Matthew Stafford and Others Come Calling

031609_matthew_stafford_320.jpg


The Jets are doing their due diligence in this draft process and their prospect visits today included Georgia QB Matthew Stafford.

In three seasons at UGa, Stafford compiled a 27-7 mark as a starter. The 6'3", 228-pound Stafford set school marks his junior campaign with 25 TD passes and 3,499 yards of total offense, and his 3,459 passing yards ranked second in school history.

Many pundits expect the Lions, who hold the top overall selection in the upcoming draft, to make a play for Stafford. Detroit is coming off a winless season and its chief rival — the Chicago Bears — just landed one of the most physically gifted quarterbacks in the game with the acquisition of Jay Cutler.

Malcolm Jenkins, who received the Thorpe Award as the nation's top DB, was also in attendance. The 6'0", 204-pounder is a product of Piscataway High School. (And on a little aside here, the state of New Jersey is producing some wonderful football talent and the locals should be proud.) Jenkins, who had 11 interceptions at Ohio State, wants to play cornerback but he's versatile and has the ability to line up and be an effective safety.

"With the Jets, it would be good to be near home and around my family, Jenkins wrote in his draft diary blog on* sportingnews.com*. "I'm excited for the visit. What's intriguing about the Jets to me is that Rex Ryan is the coach, and he was the defensive coordinator for the Ravens. That Baltimore group was the defense I grew up loving, so it would be an exciting thing to play in the defense that he'll bring to the Jets."

Rutgers was represented by WR Kenny Britt, whom we wrote about in our WR positional preview that is featured on the site today. Florida WR Percy Harvin, also in that story, is expected to come in for a visit Friday.

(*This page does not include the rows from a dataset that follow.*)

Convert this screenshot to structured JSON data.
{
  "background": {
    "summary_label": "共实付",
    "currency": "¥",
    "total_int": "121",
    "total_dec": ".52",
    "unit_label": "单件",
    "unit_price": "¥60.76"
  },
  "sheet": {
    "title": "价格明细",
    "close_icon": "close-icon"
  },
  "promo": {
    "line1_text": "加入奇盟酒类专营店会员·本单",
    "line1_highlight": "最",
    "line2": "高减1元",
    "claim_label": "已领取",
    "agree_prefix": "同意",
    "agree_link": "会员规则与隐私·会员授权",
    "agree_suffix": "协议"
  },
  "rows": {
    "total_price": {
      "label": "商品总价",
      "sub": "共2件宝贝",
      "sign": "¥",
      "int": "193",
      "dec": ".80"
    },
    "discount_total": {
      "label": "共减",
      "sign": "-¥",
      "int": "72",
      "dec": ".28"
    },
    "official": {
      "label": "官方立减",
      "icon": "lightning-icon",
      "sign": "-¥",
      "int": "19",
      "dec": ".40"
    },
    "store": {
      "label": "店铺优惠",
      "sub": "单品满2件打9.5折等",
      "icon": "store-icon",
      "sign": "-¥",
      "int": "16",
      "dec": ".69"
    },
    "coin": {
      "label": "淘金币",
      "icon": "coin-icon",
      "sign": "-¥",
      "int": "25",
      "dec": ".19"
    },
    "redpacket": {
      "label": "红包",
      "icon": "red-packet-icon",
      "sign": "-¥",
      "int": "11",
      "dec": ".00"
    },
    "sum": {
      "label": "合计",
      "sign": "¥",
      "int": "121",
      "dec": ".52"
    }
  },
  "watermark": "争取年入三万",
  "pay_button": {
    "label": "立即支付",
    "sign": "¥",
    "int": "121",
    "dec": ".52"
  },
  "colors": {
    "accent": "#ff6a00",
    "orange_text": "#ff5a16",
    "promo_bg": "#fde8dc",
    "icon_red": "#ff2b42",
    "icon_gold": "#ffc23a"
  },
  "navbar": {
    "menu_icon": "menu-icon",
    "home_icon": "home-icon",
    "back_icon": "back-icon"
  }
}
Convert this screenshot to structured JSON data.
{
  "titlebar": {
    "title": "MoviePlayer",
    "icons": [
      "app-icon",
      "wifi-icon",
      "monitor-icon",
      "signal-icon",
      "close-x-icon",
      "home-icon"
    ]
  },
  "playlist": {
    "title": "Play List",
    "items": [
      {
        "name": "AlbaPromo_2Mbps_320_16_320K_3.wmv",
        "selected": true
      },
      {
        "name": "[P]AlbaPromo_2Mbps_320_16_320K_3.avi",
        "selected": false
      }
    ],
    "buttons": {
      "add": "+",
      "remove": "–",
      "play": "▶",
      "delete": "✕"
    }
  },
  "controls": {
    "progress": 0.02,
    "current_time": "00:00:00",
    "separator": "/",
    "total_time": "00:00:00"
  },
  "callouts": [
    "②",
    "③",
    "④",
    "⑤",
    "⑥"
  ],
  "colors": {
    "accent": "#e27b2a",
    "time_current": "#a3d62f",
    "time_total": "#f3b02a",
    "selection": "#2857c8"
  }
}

You're not going to find any college football stats on Seton Hall's Paul Gause because the 5'11" point guard played on the hardwood for the Pirates. This is an interesting visit and we urge you to read this feature on Gause by Brendan Prunty in the Newark Star-Ledger.

This article has been reproduced in a new format and may be missing content or contain faulty links. Please use the Contact Us link in our site footer to report an issue.

Advertising